- The summer holidays are drawing near.
- He lives near by.
Near as a preposition
Near can be used with or without to. To is not normally used when we are talking about physical closeness.
- Don’t go near the edge of the cliff, you may fall over it. (NOT Don’t go near to the edge —)
When we are not talking about physical closeness, near to is often preferred.
- I came very near to hitting him. (NOT I came very near hitting him.)
Nearer and nearest are generally used with to, though to can be dropped in an informal style.
- Come and sit nearer to me.
- Who is the girl sitting nearest to the door?
Nearest vs. Next
- Excuse me. Where is the nearest hospital?
Next means coming immediately after, in space or in order.
- I am first. Who is next?
- Take the next turning to the right.

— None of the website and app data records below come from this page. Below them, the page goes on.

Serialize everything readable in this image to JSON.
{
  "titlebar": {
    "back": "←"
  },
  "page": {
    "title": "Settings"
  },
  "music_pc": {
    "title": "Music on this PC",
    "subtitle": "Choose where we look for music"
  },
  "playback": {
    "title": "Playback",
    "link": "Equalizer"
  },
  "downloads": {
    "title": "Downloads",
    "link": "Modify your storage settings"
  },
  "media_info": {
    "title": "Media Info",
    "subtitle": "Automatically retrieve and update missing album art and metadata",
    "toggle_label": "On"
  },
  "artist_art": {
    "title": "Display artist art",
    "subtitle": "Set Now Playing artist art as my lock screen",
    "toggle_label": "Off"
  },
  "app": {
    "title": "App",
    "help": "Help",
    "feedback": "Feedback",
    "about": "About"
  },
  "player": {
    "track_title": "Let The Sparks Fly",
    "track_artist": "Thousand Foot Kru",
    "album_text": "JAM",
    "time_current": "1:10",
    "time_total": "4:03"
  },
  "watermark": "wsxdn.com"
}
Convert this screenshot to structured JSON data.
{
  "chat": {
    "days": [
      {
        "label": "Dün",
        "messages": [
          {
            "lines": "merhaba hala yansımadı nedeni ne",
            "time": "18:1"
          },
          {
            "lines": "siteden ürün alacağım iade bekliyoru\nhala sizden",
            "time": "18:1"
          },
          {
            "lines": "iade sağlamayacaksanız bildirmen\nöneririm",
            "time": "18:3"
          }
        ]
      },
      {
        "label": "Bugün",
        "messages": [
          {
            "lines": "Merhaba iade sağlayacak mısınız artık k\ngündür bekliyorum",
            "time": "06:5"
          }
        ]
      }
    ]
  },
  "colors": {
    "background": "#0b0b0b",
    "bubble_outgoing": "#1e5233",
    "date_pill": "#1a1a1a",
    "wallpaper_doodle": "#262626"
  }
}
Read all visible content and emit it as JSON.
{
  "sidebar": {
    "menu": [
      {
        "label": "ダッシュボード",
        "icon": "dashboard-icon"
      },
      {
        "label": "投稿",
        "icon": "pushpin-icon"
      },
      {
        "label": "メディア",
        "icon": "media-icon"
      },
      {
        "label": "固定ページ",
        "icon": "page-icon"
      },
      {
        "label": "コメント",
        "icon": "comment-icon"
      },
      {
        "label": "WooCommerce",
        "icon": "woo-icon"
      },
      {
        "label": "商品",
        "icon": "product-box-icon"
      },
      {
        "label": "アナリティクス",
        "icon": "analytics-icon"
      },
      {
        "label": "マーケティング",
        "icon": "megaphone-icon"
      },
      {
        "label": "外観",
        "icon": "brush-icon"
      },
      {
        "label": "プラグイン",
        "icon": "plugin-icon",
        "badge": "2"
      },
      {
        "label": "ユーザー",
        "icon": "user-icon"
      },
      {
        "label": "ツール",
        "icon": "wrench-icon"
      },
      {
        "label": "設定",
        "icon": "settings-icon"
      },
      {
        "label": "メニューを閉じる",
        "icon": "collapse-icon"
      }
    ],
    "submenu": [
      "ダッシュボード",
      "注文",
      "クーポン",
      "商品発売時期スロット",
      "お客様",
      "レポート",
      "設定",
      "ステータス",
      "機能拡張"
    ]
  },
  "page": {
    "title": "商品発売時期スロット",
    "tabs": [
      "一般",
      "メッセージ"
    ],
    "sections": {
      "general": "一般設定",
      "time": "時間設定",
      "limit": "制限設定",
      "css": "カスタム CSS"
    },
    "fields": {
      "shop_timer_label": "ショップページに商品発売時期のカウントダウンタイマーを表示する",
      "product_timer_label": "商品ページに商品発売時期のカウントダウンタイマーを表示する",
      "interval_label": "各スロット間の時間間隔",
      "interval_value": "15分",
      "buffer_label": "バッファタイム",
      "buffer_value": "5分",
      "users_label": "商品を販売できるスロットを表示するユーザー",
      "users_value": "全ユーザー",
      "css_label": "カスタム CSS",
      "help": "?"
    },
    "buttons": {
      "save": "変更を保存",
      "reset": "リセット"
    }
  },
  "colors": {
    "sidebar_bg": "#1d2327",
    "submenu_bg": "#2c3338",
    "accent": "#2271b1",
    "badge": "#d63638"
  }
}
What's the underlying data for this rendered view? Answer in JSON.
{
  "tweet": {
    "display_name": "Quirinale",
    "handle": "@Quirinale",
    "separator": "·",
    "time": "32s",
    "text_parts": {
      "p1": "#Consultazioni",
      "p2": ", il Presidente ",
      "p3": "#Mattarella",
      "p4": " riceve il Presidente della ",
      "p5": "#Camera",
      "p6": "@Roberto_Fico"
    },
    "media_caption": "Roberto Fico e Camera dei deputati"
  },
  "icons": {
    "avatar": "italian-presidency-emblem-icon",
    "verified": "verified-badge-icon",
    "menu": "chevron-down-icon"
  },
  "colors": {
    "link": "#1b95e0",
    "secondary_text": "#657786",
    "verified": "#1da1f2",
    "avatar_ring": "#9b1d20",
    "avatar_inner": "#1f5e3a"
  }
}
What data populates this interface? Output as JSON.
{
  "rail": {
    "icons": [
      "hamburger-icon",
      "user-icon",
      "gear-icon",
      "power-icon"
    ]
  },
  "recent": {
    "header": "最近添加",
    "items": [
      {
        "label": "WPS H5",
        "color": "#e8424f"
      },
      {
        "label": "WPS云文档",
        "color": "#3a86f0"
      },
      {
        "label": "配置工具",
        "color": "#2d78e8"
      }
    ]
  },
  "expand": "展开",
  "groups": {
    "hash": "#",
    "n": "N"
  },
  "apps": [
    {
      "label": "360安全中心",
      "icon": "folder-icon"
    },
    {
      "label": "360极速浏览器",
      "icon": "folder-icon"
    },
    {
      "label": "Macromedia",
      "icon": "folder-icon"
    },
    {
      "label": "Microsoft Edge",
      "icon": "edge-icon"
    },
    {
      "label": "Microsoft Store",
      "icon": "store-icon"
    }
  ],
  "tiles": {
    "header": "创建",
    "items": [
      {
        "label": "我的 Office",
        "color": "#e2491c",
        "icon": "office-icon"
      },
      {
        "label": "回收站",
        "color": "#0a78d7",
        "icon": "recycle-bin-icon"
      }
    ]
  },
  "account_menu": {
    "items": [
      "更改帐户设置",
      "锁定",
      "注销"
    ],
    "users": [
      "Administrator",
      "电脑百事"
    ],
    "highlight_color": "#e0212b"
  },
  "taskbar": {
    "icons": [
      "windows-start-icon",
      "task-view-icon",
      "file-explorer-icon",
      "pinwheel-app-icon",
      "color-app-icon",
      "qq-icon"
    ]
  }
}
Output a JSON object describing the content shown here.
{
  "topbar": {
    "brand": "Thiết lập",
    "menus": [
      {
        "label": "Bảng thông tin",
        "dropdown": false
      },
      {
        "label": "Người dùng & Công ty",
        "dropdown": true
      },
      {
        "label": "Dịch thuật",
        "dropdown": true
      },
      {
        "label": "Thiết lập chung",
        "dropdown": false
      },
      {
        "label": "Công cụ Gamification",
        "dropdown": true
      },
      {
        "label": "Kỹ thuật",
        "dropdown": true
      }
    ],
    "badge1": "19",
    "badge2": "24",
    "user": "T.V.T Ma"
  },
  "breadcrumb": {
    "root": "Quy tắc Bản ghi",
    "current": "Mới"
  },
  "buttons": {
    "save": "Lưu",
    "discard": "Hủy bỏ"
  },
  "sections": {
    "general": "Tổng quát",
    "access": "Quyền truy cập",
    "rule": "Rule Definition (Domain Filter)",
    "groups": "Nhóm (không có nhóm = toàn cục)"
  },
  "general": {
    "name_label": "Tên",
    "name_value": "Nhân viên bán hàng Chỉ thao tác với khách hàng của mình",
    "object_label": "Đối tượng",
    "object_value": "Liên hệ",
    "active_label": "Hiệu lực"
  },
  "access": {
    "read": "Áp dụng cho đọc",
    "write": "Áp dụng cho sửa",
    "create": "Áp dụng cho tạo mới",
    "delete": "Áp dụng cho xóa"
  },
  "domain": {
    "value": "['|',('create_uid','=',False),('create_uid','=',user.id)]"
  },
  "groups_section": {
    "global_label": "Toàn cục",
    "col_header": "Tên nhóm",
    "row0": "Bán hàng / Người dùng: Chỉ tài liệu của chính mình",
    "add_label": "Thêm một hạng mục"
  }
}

- I am looking forward to her next visit.
- When you have finished this, what are you going to do next?
Note that in a few fixed expressions, next is used to mean nearest in space.
- Who lives next door?
- Come and sit next to me.
Next and the next
Next week, next month etc are the week or month just after this one. If I am speaking in May, next month is June; if I am speaking in the year 2005, next year is 2006. Prepositions are not generally used before these time expressions.
- Goodbye – see you next week. (NOT — the next week.)
- I am spending next Christmas with my family.
The next week means the period of seven days, starting at the moment of speaking.
- I am going to be very busy for the next week. ( = the seven days starting today.)
- I will be at college for the next three years.
Note that when there is no number, we say the next few days/weeks/months, not the next days/weeks/months.
- The next few days are going to be wet. (NOT The next days —)